SPIE CEO Kent Rochford and SPIE President Anita Mahadevan-Jansen also remember Greivenkamp as dedicated member of the Society and a friend.
"John's commitment with SPIE spanned over a quarter of a century and encompassed everything that our society does," said Rochford. "He presented papers, authored books, chaired committees, served as an ambassador, and led the society as SPIE President during a turbulent year of pandemic. John's deep involvement yielded insights and historical context that SPIE will sorely miss. But what I will mostly miss is his friendship."
"John always knew the answer to any question one might have, be it about SPIE history, governance, bylaws, or policies. He had a deep understanding of the nuances of the bylaws that only he could explain," said Mahadevan-Jansen. "He was without par a champion of SPIE and his absence will be keenly felt by those of us who knew him, respected him, and worked with him. He was my go-to person any time I had a question about SPIE and I am going to miss him every day as I navigate through my year as President."
Throughout his career, Greivenkamp never stopped supporting and promoting the value of education. The final question in that OSC interview was, "What advice would you give to this year's graduating class?" His response still stands as stellar advice today:
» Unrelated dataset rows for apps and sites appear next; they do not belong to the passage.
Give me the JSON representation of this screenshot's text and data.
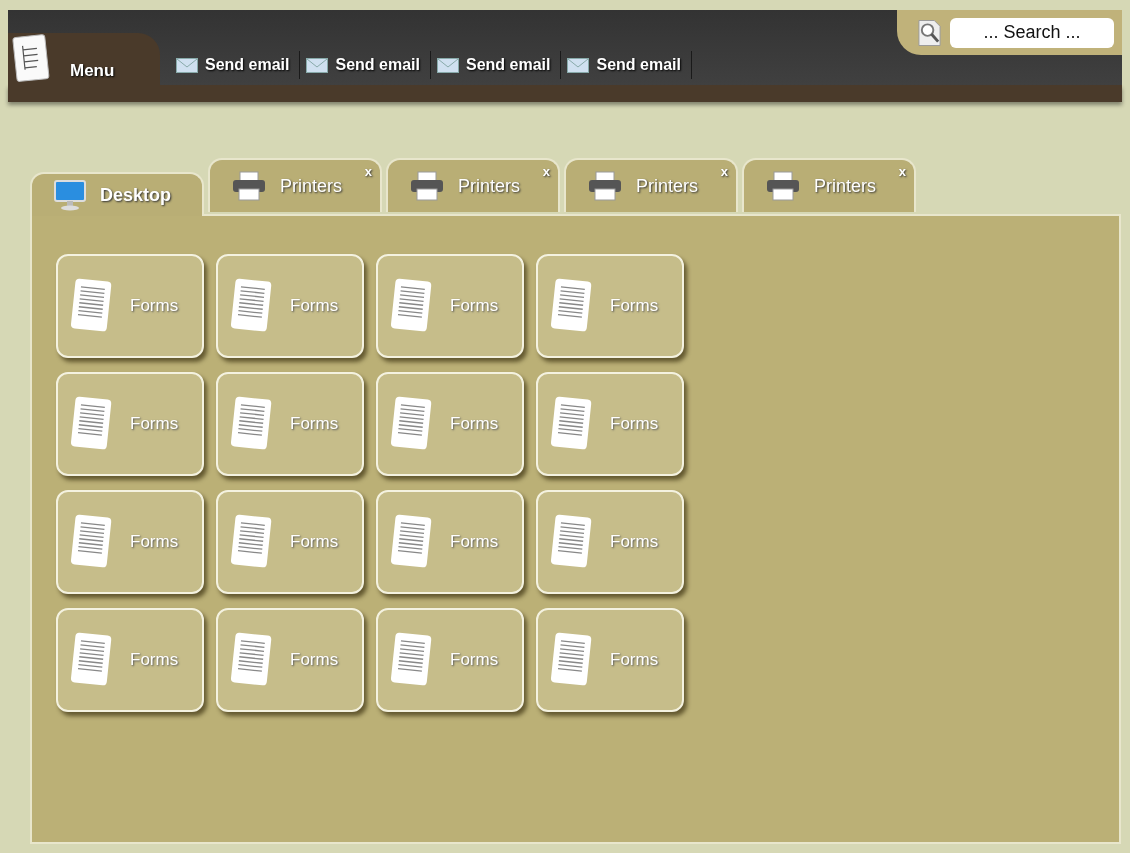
{
  "menu": {
    "label": "Menu"
  },
  "toolbar": [
    {
      "label": "Send email"
    },
    {
      "label": "Send email"
    },
    {
      "label": "Send email"
    },
    {
      "label": "Send email"
    }
  ],
  "search": {
    "placeholder": "... Search ..."
  },
  "tabs": [
    {
      "label": "Desktop",
      "kind": "desktop",
      "selected": true
    },
    {
      "label": "Printers",
      "kind": "printer",
      "selected": false,
      "close": "x"
    },
    {
      "label": "Printers",
      "kind": "printer",
      "selected": false,
      "close": "x"
    },
    {
      "label": "Printers",
      "kind": "printer",
      "selected": false,
      "close": "x"
    },
    {
      "label": "Printers",
      "kind": "printer",
      "selected": false,
      "close": "x"
    }
  ],
  "tiles": [
    {
      "label": "Forms"
    },
    {
      "label": "Forms"
    },
    {
      "label": "Forms"
    },
    {
      "label": "Forms"
    },
    {
      "label": "Forms"
    },
    {
      "label": "Forms"
    },
    {
      "label": "Forms"
    },
    {
      "label": "Forms"
    },
    {
      "label": "Forms"
    },
    {
      "label": "Forms"
    },
    {
      "label": "Forms"
    },
    {
      "label": "Forms"
    },
    {
      "label": "Forms"
    },
    {
      "label": "Forms"
    },
    {
      "label": "Forms"
    },
    {
      "label": "Forms"
    }
  ]
}
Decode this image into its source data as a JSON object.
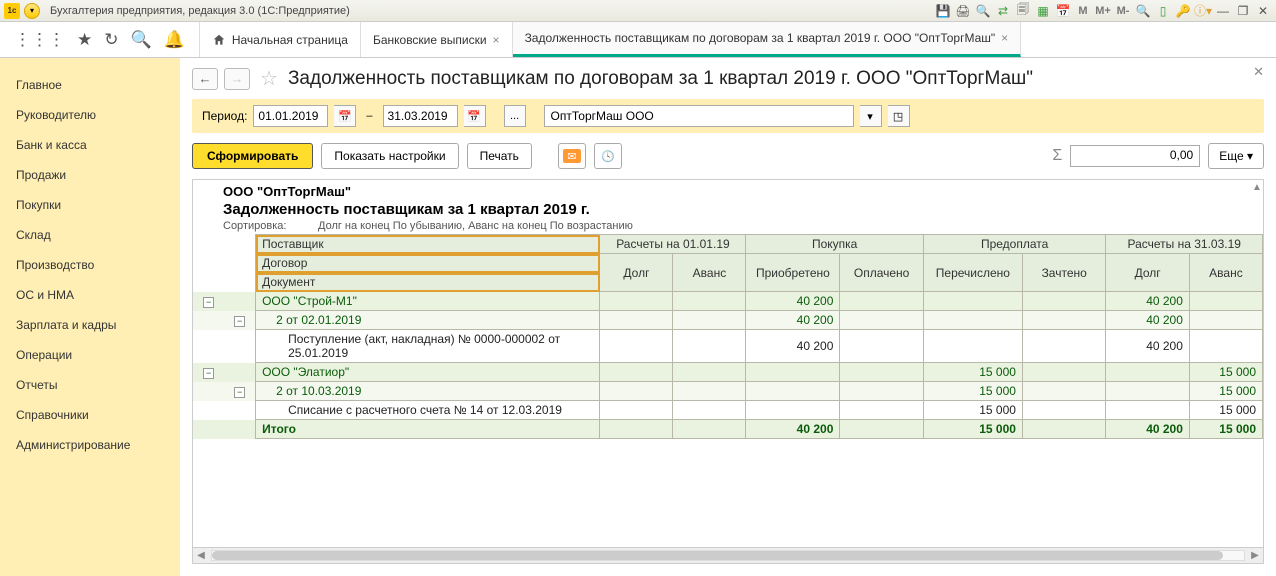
{
  "titlebar": {
    "title": "Бухгалтерия предприятия, редакция 3.0  (1С:Предприятие)"
  },
  "tabs": {
    "home": "Начальная страница",
    "t1": "Банковские выписки",
    "t2": "Задолженность поставщикам по договорам за 1 квартал 2019 г. ООО \"ОптТоргМаш\""
  },
  "sidebar": [
    "Главное",
    "Руководителю",
    "Банк и касса",
    "Продажи",
    "Покупки",
    "Склад",
    "Производство",
    "ОС и НМА",
    "Зарплата и кадры",
    "Операции",
    "Отчеты",
    "Справочники",
    "Администрирование"
  ],
  "page": {
    "title": "Задолженность поставщикам по договорам за 1 квартал 2019 г. ООО \"ОптТоргМаш\""
  },
  "filter": {
    "period_label": "Период:",
    "date_from": "01.01.2019",
    "date_to": "31.03.2019",
    "dash": "–",
    "org": "ОптТоргМаш ООО",
    "ellipsis": "..."
  },
  "actions": {
    "generate": "Сформировать",
    "settings": "Показать настройки",
    "print": "Печать",
    "more": "Еще",
    "sum": "0,00"
  },
  "report": {
    "company": "ООО \"ОптТоргМаш\"",
    "title": "Задолженность поставщикам за 1 квартал 2019 г.",
    "sort_label": "Сортировка:",
    "sort_value": "Долг на конец По убыванию, Аванс на конец По возрастанию",
    "headers": {
      "supplier": "Поставщик",
      "contract": "Договор",
      "document": "Документ",
      "calc_start": "Расчеты на 01.01.19",
      "purchase": "Покупка",
      "prepay": "Предоплата",
      "calc_end": "Расчеты на 31.03.19",
      "debt": "Долг",
      "advance": "Аванс",
      "acquired": "Приобретено",
      "paid": "Оплачено",
      "transferred": "Перечислено",
      "credited": "Зачтено"
    },
    "rows": [
      {
        "lvl": 0,
        "name": "ООО \"Строй-М1\"",
        "acq": "40 200",
        "debt_end": "40 200"
      },
      {
        "lvl": 1,
        "name": "2 от 02.01.2019",
        "acq": "40 200",
        "debt_end": "40 200"
      },
      {
        "lvl": 2,
        "name": "Поступление (акт, накладная) № 0000-000002 от 25.01.2019",
        "acq": "40 200",
        "debt_end": "40 200"
      },
      {
        "lvl": 0,
        "name": "ООО \"Элатиор\"",
        "trans": "15 000",
        "adv_end": "15 000"
      },
      {
        "lvl": 1,
        "name": "2 от 10.03.2019",
        "trans": "15 000",
        "adv_end": "15 000"
      },
      {
        "lvl": 2,
        "name": "Списание с расчетного счета № 14 от 12.03.2019",
        "trans": "15 000",
        "adv_end": "15 000"
      }
    ],
    "total_label": "Итого",
    "totals": {
      "acq": "40 200",
      "trans": "15 000",
      "debt_end": "40 200",
      "adv_end": "15 000"
    }
  }
}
"While you are a student take as many classes as you can — even or especially in areas outside your specialty. There have been many times in my career when I was the only person in a meeting who knew the tidbit we needed — you don't always need to be an expert to contribute. You will do numerous theses and dissertations during your career, but the time in school is really the only time when you have easy access to classes. Get involved in the professional societies. It is a commitment to your profession and a way to give back. You will meet and become friends with so many people that you would not have otherwise."
Greivenkamp's family has requested that those wishing to make donations in his memory direct their gifts to his endowed scholarship fund. Read more in the UA OSC memorial.